» EXERCISE OBJECTIVE: Go through the records and filter out every line lacking the word "title"; copy the lines that remain.

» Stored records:
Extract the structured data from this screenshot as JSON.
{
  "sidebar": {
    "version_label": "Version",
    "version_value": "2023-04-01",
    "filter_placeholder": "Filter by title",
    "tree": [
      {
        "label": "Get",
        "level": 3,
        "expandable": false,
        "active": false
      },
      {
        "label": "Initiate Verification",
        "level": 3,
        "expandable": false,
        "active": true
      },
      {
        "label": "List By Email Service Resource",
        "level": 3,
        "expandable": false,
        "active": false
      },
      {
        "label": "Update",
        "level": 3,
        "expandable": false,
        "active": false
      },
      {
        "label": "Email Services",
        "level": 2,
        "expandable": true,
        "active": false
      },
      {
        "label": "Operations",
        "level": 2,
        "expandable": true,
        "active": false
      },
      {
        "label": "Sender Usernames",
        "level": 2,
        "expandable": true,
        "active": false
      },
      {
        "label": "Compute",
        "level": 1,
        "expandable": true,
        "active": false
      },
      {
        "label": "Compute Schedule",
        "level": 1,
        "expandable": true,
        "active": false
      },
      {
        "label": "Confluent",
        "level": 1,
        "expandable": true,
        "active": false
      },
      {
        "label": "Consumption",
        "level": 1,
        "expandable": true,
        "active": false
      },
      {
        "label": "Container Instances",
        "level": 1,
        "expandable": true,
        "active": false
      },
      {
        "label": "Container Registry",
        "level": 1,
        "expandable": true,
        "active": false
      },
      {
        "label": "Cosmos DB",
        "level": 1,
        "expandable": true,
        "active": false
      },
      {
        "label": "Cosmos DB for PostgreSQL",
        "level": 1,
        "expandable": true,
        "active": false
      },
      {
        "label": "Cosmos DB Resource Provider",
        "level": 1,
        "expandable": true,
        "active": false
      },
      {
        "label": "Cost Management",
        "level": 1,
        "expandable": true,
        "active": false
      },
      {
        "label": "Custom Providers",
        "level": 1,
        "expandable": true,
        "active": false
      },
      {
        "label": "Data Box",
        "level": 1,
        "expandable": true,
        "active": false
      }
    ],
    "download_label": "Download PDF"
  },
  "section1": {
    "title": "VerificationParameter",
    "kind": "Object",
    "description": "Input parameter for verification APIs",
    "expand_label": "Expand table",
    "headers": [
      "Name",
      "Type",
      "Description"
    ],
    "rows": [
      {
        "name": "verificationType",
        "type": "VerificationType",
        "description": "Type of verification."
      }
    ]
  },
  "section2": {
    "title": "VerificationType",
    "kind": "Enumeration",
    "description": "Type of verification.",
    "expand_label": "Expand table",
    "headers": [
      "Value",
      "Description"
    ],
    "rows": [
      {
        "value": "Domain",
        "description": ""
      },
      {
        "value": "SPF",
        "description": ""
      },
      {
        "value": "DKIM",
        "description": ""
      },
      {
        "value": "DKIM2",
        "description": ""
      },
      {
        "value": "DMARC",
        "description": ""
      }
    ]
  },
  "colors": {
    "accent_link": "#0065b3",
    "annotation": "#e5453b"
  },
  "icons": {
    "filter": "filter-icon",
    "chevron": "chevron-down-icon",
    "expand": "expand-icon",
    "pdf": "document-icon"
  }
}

» EXERCISE OUTPUT:
    "filter_placeholder": "Filter by title",
    "title": "VerificationParameter",
    "title": "VerificationType",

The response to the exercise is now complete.